  2. Presentations about new technologies, best practices and our achievements. In this part, each team member prepared a short presentation (~30 minutes) on the chosen topic, which he presented to his colleagues. The topics varied, from Accessibility, through Microfrontends, new interesting frameworks or technologies (Qwik, PartyTown) to the presentation of project refactoring from React SPA to Next.js. Everyone could try out what it's like to present in front of an audience, get out of their comfort zone and improve their soft skills.
  3. Finally, we attended a workshop on the topic we identified as the most pressing within our team strategy - Application Optimization in Core Web Vitals metrics. The CTO of the Czech company SuperKoders, Michal Matuška, prepared a tailor-made workshop for us, and together we tried optimization in practice. I can really recommend this workshop, Michal is truly an expert in his field and provided us with valuable information on which we can continue to build.
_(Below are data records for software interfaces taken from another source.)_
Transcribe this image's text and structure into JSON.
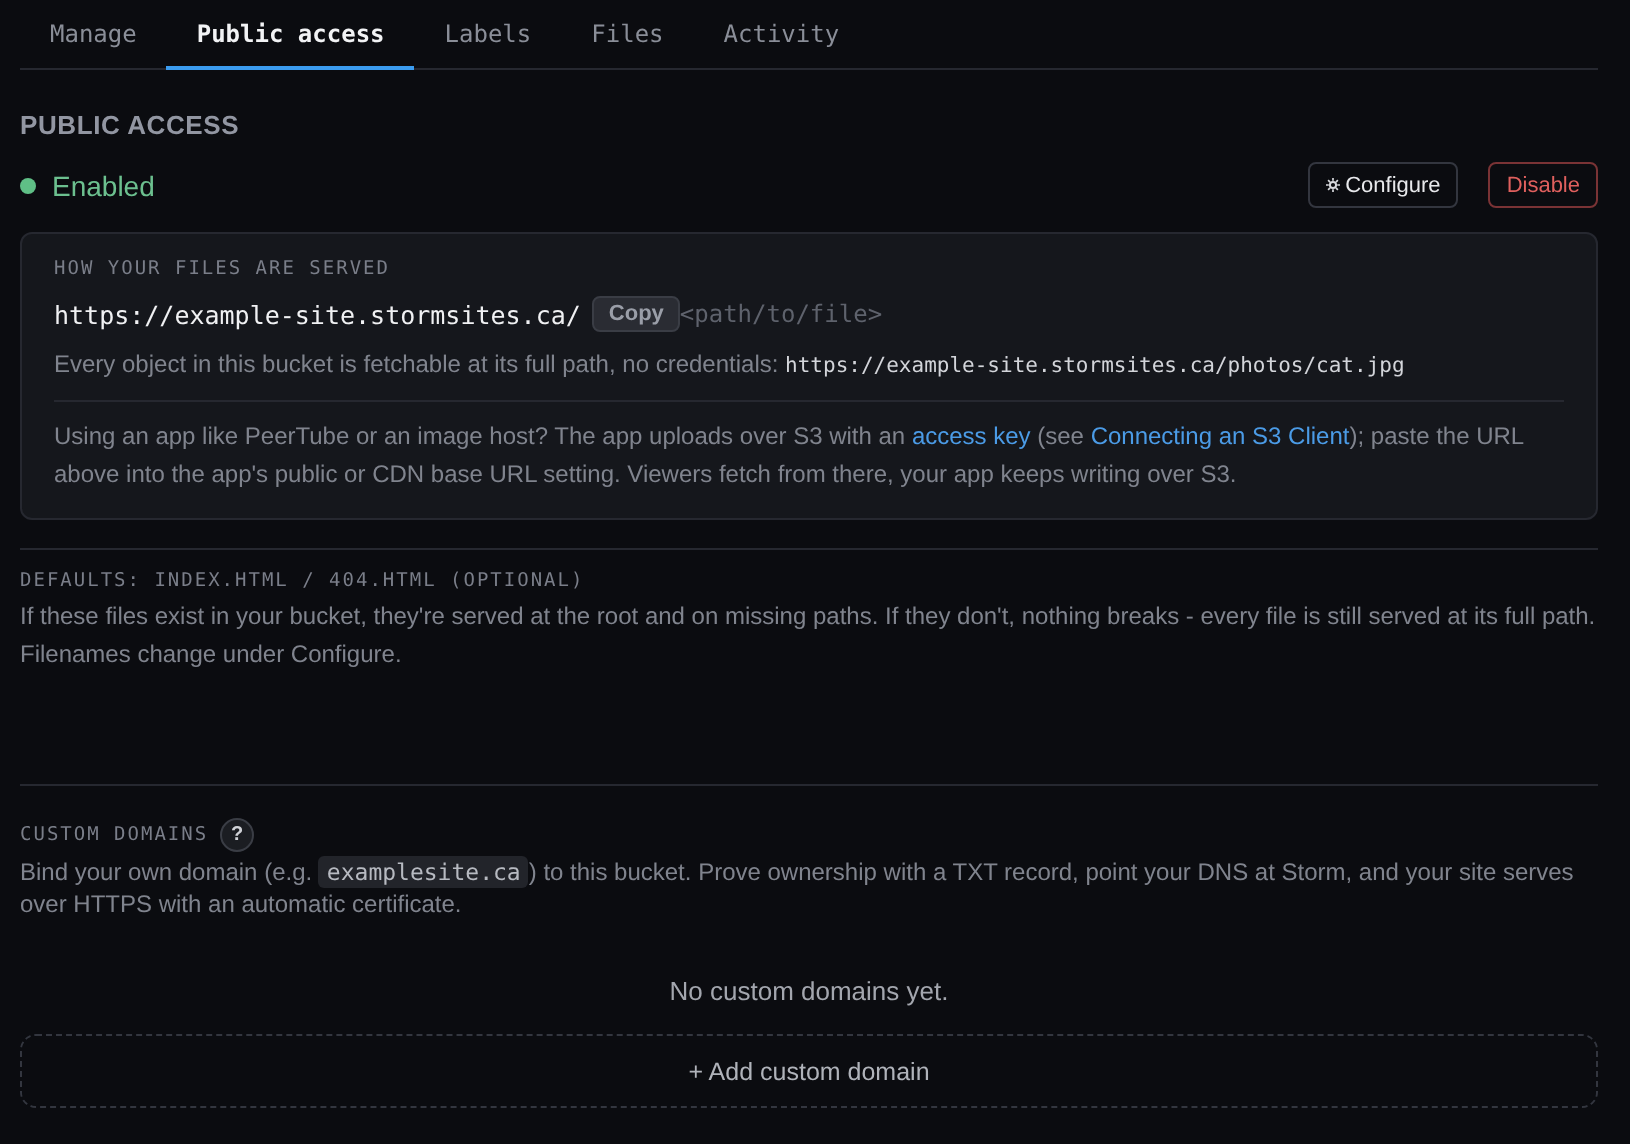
{
  "tabs": [
    {
      "label": "Manage",
      "selected": false
    },
    {
      "label": "Public access",
      "selected": true
    },
    {
      "label": "Labels",
      "selected": false
    },
    {
      "label": "Files",
      "selected": false
    },
    {
      "label": "Activity",
      "selected": false
    }
  ],
  "section_title": "PUBLIC ACCESS",
  "status": {
    "label": "Enabled",
    "on": true
  },
  "buttons": [
    {
      "label": "Configure",
      "kind": "configure"
    },
    {
      "label": "Disable",
      "kind": "danger"
    }
  ],
  "served_card": {
    "heading": "HOW YOUR FILES ARE SERVED",
    "base_url": "https://example-site.stormsites.ca/",
    "copy_button": "Copy",
    "path_hint": "<path/to/file>",
    "note": [
      {
        "kind": "text",
        "text": "Every object in this bucket is fetchable at its full path, no credentials: "
      },
      {
        "kind": "code",
        "text": "https://example-site.stormsites.ca/photos/cat.jpg"
      }
    ],
    "help": [
      {
        "kind": "text",
        "text": "Using an app like PeerTube or an image host? The app uploads over S3 with an "
      },
      {
        "kind": "link",
        "text": "access key"
      },
      {
        "kind": "text",
        "text": " (see "
      },
      {
        "kind": "link",
        "text": "Connecting an S3 Client"
      },
      {
        "kind": "text",
        "text": "); paste the URL above into the app's public or CDN base URL setting. Viewers fetch from there, your app keeps writing over S3."
      }
    ]
  },
  "defaults": {
    "heading": "DEFAULTS: INDEX.HTML / 404.HTML (OPTIONAL)",
    "text": [
      {
        "kind": "text",
        "text": "If these files exist in your bucket, they're served at the root and on missing paths. If they don't, nothing breaks - every file is still served at its full path. Filenames change under Configure."
      }
    ]
  },
  "custom_domains": {
    "heading": "CUSTOM DOMAINS",
    "help_badge": "?",
    "text": [
      {
        "kind": "text",
        "text": "Bind your own domain (e.g. "
      },
      {
        "kind": "chip",
        "text": "examplesite.ca"
      },
      {
        "kind": "text",
        "text": ") to this bucket. Prove ownership with a TXT record, point your DNS at Storm, and your site serves over HTTPS with an automatic certificate."
      }
    ],
    "empty_text": "No custom domains yet.",
    "add_button": "+ Add custom domain"
  }
}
Of course, bonding of the team also belongs to education. We had a joint barbecue on the balcony, competed in go-karts, visited a beer saloon, or went to a team dinner. So it was a really busy two days, which we used to the fullest.

How did the team members rate it?

After the end of Frontend Days, we sent a questionnaire to the team, in which we asked for their opinion on the quality of the entire event, the external lecture, or the comparison with regular conferences.

Even in our very "constructive-critical" team, the event was evaluated very positively, and more than three quarters of the team would rather repeat such an internal educational event than attend an online or offline conference.

Of the more critical opinions, we especially took to heart the fact that it is not entirely ideal to organize such an event in the heat of July in a non-air-conditioned meeting room 😃. It was therefore a bit more difficult to concentrate on the content of the presentations for two whole days.

As for the content itself, the feedback showed that we should dedicate a little more space educational lectures and less project showcases. The external training was evaluated very positively and there were also interesting ideas for other workshops that we could attend in the future.

Overall, the first edition of Frontend Days was a great success, we shared a lot of news and best practices from the world of Frontend, and together we strengthened the team , we had fun and also collected feedback on how to make the next event even better. For me, I can definitely recommend such an internal educational event, as it objectively brought us much more added value than individual self-education or visiting an online or offline conference.

Peter ReguliHead of Frontend